It clearly was made for them; the heart of the camp was a subtle, three-sided amphitheatre that I’d barely noticed before, which hosted music, dancing and thorough interrogations of politicians. Sitting inside it, you find yourself gazing up at the massive, precipitous Salisbury Crags on one side, and the parliament’s own weird, angular facade on the other, a fusion of contemporary history and deep geological time that suits our anthropocene moment. The landscape designer Charles Jencks praised Miralles’ design for the way it “creates an iconology of references to nature and the locale, using complex messages as a substitute for the one-liner. Instead of being a monumental building, as is the usual capital landmark, it nestles its way into the environment, an icon of organic resolution, of knitting together nature and culture into a complex union.”
The immense, terrifying challenge of navigating a whole society safely out of climate emergency — encompassing everything from securing jobs and industry to blocking roads and “regenerative” dancing — seems to demand another “complex union”, in this case of “weirdie” radicalism and stern, on-the-ground pragmatism.

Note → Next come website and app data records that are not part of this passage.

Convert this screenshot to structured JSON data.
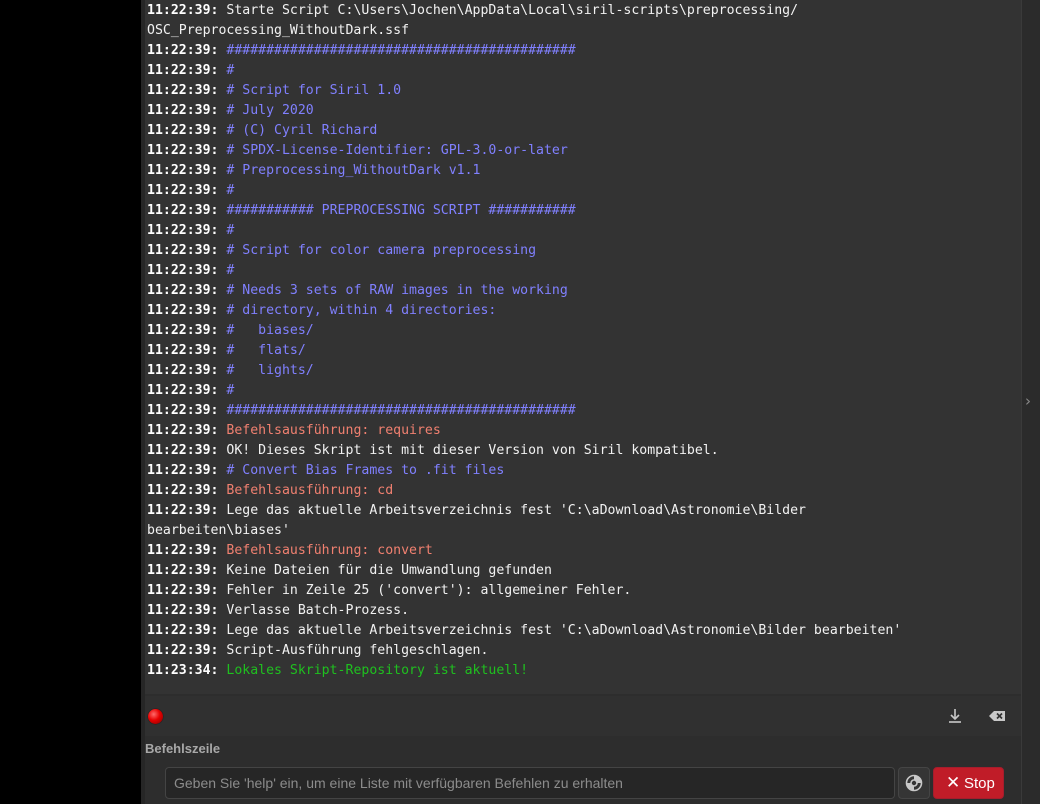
{
  "log": {
    "lines": [
      {
        "time": "11:22:39:",
        "text": " Starte Script C:\\Users\\Jochen\\AppData\\Local\\siril-scripts\\preprocessing/\nOSC_Preprocessing_WithoutDark.ssf",
        "kind": "plain",
        "noTs": false
      },
      {
        "time": "11:22:39:",
        "text": " ############################################",
        "kind": "comment"
      },
      {
        "time": "11:22:39:",
        "text": " #",
        "kind": "comment"
      },
      {
        "time": "11:22:39:",
        "text": " # Script for Siril 1.0",
        "kind": "comment"
      },
      {
        "time": "11:22:39:",
        "text": " # July 2020",
        "kind": "comment"
      },
      {
        "time": "11:22:39:",
        "text": " # (C) Cyril Richard",
        "kind": "comment"
      },
      {
        "time": "11:22:39:",
        "text": " # SPDX-License-Identifier: GPL-3.0-or-later",
        "kind": "comment"
      },
      {
        "time": "11:22:39:",
        "text": " # Preprocessing_WithoutDark v1.1",
        "kind": "comment"
      },
      {
        "time": "11:22:39:",
        "text": " #",
        "kind": "comment"
      },
      {
        "time": "11:22:39:",
        "text": " ########### PREPROCESSING SCRIPT ###########",
        "kind": "comment"
      },
      {
        "time": "11:22:39:",
        "text": " #",
        "kind": "comment"
      },
      {
        "time": "11:22:39:",
        "text": " # Script for color camera preprocessing",
        "kind": "comment"
      },
      {
        "time": "11:22:39:",
        "text": " #",
        "kind": "comment"
      },
      {
        "time": "11:22:39:",
        "text": " # Needs 3 sets of RAW images in the working",
        "kind": "comment"
      },
      {
        "time": "11:22:39:",
        "text": " # directory, within 4 directories:",
        "kind": "comment"
      },
      {
        "time": "11:22:39:",
        "text": " #   biases/",
        "kind": "comment"
      },
      {
        "time": "11:22:39:",
        "text": " #   flats/",
        "kind": "comment"
      },
      {
        "time": "11:22:39:",
        "text": " #   lights/",
        "kind": "comment"
      },
      {
        "time": "11:22:39:",
        "text": " #",
        "kind": "comment"
      },
      {
        "time": "11:22:39:",
        "text": " ############################################",
        "kind": "comment"
      },
      {
        "time": "11:22:39:",
        "text": " Befehlsausführung: requires",
        "kind": "cmd"
      },
      {
        "time": "11:22:39:",
        "text": " OK! Dieses Skript ist mit dieser Version von Siril kompatibel.",
        "kind": "plain"
      },
      {
        "time": "11:22:39:",
        "text": " # Convert Bias Frames to .fit files",
        "kind": "comment"
      },
      {
        "time": "11:22:39:",
        "text": " Befehlsausführung: cd",
        "kind": "cmd"
      },
      {
        "time": "11:22:39:",
        "text": " Lege das aktuelle Arbeitsverzeichnis fest 'C:\\aDownload\\Astronomie\\Bilder\nbearbeiten\\biases'",
        "kind": "plain"
      },
      {
        "time": "11:22:39:",
        "text": " Befehlsausführung: convert",
        "kind": "cmd"
      },
      {
        "time": "11:22:39:",
        "text": " Keine Dateien für die Umwandlung gefunden",
        "kind": "plain"
      },
      {
        "time": "11:22:39:",
        "text": " Fehler in Zeile 25 ('convert'): allgemeiner Fehler.",
        "kind": "plain"
      },
      {
        "time": "11:22:39:",
        "text": " Verlasse Batch-Prozess.",
        "kind": "plain"
      },
      {
        "time": "11:22:39:",
        "text": " Lege das aktuelle Arbeitsverzeichnis fest 'C:\\aDownload\\Astronomie\\Bilder bearbeiten'",
        "kind": "plain"
      },
      {
        "time": "11:22:39:",
        "text": " Script-Ausführung fehlgeschlagen.",
        "kind": "plain"
      },
      {
        "time": "11:23:34:",
        "text": " Lokales Skript-Repository ist aktuell!",
        "kind": "ok"
      }
    ]
  },
  "toolbar": {
    "status_led": "red-status-led",
    "export_icon": "export-log-icon",
    "clear_icon": "clear-log-icon"
  },
  "command_line": {
    "label": "Befehlszeile",
    "placeholder": "Geben Sie 'help' ein, um eine Liste mit verfügbaren Befehlen zu erhalten",
    "value": "",
    "help_icon": "help-lifebuoy-icon",
    "stop_label": "Stop",
    "stop_icon": "stop-x-icon"
  },
  "colors": {
    "comment": "#8080ff",
    "command": "#f08070",
    "success": "#1fc01f",
    "stop_button": "#c01c28"
  }
}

This is not at all alien to Scottish politics: reflecting in 2000 on the birth of the Scottish parliament, which is exactly twenty years old next month, the sociologist Lindsay Paterson argued that the campaigns for devolution always contained a similar tension between “utopians” and “realists”. The SNP’s lack of radicalism in the face of climate emergency (and much else) suggests that the playful seriousness of the Rebel Camp on their doorstep has been suppressed for too long. If the latter can be meaningfully united with the urgent realism of the Ready for Renewal campaign, then perhaps the Scottish left might come out of its renewed struggle against exterminism with more than a handful of folk songs to show for it.